The paper also says that in terms of goods going from Northern Ireland to the rest of the UK, there will be no import customs declarations, entry summary declaration, tariffs, customs checks.

Nor would there be any new regulatory checks, additional approvals required for placing goods on the UK market, nor any need for export or exit summary declarations for goods moving from Northern Ireland to Great Britain.

Arlene Foster said the British Brexit objectives must be unmovable

This afternoon Northern Ireland First Minister and DUP leader Arlene Foster said the British government's Northern Ireland Brexit objectives must be unmovable.

The DUP voted against the Withdrawal Agreement in parliament over fears Northern Ireland's economic place in the UK internal market would be compromised by the Protocol.

Mrs Foster said: "These objectives must be unmovable foundational positions for the UK government.

"Within this plan it will be important to ensure that these objectives are achieved in a manner that does not saddle individual Northern Ireland businesses with further costly administrative burdens and in particular that the flow of goods from Great Britain into Northern Ireland are not mired in processes that delay supplies and add costs to consumers in Northern Ireland."

Sinn Féin Brexit spokesman, South Down MP Chris Hazzard, said the Northern Ireland Protocol of the Brexit Agreement should be implemented in full.

"It is clear the British government is planning for border control posts and checks at ports of entry in the North for agri-food goods coming from Britain and elsewhere outside the EU.

"It again highlights the fork-tongued approach the British government have adopted through all of this: using Brexiteer rhetoric and bluster while at the same time accepting it will develop border posts at ports."

Aodhán Connolly, director of the Northern Ireland Retail Consortium which represents large traders including supermarkets, said many questions had been left unanswered.

"Both sides must realise that this is not simply an economic issue, this is a standard of living issue for thousands of families across Northern Ireland.

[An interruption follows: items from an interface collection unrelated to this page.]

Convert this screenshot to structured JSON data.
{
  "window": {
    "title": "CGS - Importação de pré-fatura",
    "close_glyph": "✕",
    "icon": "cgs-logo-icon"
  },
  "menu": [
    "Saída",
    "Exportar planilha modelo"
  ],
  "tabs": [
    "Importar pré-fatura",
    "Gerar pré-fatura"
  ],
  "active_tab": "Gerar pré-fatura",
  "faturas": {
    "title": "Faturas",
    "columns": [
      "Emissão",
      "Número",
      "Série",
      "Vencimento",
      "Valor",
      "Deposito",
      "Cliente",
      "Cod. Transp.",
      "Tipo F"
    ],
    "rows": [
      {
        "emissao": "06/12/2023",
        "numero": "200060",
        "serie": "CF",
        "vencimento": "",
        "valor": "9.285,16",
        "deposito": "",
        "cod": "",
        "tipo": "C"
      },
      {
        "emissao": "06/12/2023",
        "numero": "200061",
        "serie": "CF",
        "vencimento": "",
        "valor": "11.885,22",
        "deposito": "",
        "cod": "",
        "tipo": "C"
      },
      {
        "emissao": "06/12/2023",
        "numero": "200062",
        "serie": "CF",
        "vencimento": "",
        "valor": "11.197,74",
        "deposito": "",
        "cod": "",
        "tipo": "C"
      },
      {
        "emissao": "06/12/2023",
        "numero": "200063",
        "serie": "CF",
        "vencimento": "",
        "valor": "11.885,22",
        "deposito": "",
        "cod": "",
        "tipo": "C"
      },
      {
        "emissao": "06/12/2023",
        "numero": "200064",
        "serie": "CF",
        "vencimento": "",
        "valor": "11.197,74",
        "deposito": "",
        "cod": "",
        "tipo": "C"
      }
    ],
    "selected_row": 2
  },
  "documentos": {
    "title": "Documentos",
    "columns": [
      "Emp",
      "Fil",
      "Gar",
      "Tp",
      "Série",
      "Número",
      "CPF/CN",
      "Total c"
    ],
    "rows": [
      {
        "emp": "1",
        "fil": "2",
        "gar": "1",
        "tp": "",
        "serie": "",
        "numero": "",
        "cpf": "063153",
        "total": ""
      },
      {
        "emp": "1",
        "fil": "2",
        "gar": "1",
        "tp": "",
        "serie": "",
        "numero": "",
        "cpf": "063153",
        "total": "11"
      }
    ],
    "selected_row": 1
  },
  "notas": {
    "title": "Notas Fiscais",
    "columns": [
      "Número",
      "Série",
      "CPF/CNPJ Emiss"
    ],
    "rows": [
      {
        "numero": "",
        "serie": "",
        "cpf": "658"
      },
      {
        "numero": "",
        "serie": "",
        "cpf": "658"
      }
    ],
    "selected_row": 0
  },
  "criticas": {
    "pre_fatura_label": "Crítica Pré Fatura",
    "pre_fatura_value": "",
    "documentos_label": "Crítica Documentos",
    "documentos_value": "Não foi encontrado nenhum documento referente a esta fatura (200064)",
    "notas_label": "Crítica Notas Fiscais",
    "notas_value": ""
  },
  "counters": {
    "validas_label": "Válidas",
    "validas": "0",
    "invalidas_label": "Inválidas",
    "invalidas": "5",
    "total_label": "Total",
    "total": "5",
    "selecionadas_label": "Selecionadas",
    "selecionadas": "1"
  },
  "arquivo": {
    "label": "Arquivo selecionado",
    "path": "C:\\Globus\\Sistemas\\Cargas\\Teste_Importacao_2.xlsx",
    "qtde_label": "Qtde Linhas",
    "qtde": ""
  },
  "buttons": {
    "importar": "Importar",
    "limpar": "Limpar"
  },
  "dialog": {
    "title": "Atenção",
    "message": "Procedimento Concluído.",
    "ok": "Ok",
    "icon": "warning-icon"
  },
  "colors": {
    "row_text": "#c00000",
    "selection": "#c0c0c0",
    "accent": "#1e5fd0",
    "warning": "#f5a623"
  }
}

"Northern Ireland household discretionary income is only half the UK average and we are already in very uncertain times.

"We need the UK and EU to agree a way to avoid extra costs on the food on our tables and the clothes on our backs."